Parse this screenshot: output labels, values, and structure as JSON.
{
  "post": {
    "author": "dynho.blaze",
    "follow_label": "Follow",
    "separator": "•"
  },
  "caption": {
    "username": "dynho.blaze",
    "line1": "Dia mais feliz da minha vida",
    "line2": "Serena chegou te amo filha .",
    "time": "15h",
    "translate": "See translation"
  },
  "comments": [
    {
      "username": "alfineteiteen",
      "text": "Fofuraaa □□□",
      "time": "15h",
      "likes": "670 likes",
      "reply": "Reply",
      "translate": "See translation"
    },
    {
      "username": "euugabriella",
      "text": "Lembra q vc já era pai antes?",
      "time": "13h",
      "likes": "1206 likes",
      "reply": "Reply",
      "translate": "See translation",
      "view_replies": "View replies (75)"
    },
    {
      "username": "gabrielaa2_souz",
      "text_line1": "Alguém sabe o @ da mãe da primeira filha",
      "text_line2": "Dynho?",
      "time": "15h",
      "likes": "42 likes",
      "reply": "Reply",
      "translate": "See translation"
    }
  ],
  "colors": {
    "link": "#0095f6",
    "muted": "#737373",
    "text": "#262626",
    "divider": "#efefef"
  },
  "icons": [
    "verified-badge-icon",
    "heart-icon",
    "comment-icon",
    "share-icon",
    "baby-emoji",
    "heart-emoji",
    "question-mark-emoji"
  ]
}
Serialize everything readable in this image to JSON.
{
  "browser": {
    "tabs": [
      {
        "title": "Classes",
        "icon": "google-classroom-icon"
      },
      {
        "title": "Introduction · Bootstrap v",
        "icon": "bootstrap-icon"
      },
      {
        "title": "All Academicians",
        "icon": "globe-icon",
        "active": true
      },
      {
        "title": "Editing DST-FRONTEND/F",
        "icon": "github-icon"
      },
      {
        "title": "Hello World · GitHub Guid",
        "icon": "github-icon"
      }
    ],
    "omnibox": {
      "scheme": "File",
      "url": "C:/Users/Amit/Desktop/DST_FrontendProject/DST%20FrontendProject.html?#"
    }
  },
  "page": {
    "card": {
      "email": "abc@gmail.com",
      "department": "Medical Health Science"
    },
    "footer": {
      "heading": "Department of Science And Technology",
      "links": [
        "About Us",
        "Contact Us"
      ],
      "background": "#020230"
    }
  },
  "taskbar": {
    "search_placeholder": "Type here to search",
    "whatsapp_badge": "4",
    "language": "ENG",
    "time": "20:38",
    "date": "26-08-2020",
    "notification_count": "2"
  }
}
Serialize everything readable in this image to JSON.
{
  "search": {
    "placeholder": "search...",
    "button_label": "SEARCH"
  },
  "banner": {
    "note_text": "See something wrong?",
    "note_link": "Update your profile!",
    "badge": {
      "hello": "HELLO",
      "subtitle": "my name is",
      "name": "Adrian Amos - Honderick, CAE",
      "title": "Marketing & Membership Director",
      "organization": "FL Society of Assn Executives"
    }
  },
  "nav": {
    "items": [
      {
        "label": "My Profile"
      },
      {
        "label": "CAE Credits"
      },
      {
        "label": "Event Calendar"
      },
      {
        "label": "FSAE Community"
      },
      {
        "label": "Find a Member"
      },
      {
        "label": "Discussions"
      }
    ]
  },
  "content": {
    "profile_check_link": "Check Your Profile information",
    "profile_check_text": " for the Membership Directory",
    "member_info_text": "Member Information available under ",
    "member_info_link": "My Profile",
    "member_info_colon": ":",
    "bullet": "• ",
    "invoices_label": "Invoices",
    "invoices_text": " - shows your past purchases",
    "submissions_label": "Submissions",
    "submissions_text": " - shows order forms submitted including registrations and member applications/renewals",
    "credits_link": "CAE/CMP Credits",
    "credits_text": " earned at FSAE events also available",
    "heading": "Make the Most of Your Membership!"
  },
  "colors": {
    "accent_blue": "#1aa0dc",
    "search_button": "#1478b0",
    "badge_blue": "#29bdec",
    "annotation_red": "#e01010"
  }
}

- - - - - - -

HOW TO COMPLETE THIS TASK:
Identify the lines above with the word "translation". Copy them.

RESULT OF THIS TASK:
    "translate": "See translation"
      "translate": "See translation"
      "translate": "See translation",
      "translate": "See translation"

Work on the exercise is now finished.